Captain Rick McHarg, commander of the ship's formidable air wing, which includes F-18 "Hornet" and F-14 Tomcat strike aircraft, said the lack of built-in military GPS systems on some of the aircraft aboard reflects what he called "the cruel reality of [budget] dollars."
McHarg, who straps a commercial Garmin Corp. GPS receiver into the cockpit of his Tomcat, described it as "the best thing we can have to know where we are.... It's the best guarantee that the airplane and its [internal navigation system] are aligned."
The Pentagon generally discourages the services from buying commercial GPS receivers, as opposed to military-standard equipment, because they are not as reliable as military equipment, and they are more susceptible to jamming.
But McHarg dismissed such warnings, saying his Garmin provides him with "the best situational awareness" he can get in the cockpit of an aircraft not equipped with integrated, military GPS systems.
Lt. Drew Basden, a pilot who works as the ship's landing signals officer, said squadrons on the ship have been using internal funding to buy the commercial GPS receivers, which he described as "squadron band-aid kits.
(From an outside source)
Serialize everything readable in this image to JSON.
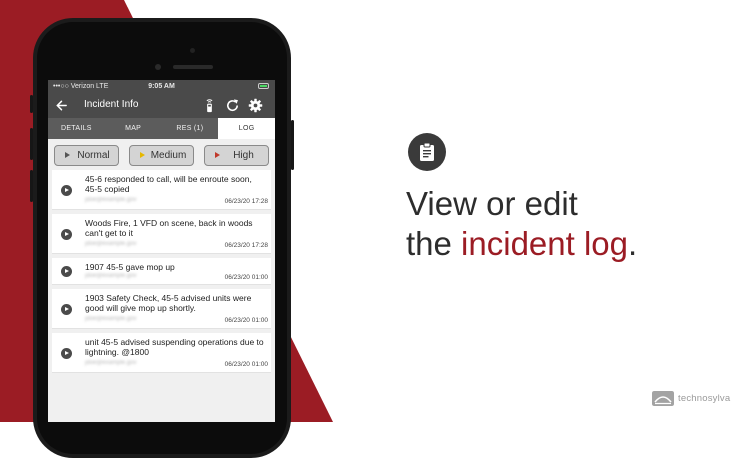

They provide basic [navigation and]...they're better than [the internal] aircraft systems" on the older aircraft.
McHarg said the aircrews aboard this ship use a variety of handheld GPS receivers, but the aircrews rely primarily on a series of Garmin handhelds, primarily because of those devices' built-in map displays. McHarg added that many of the pilots also fly with a second handheld GPS receiver in their flight suits, to help rescue aircraft locate the pilots in case they are shot down or have to eject. "These are just [junior officers] buying receivers" with their own funds, Basden said.
Pilots aboard the Kitty Hawk have no recourse to commercial systems to replace outdated survival radios.
Deployment of the GPS-equipped Combat Survivor Evader Locator (CSEL), which would allow downed pilots to contact rescue teams instantly with their exact position, has been delayed because of research and development problems, forcing pilots here to operate with Vietnam War-era survival radios.
Basden, informed that the CSEL failed a Pentagon test last year, due in part to its hard-to-operate, menu-driven interface, said he too would flunk any system that used such an interface.
"If I'm down and hurt, I don't want to push a lot of buttons. I might only have the use of one hand," he said.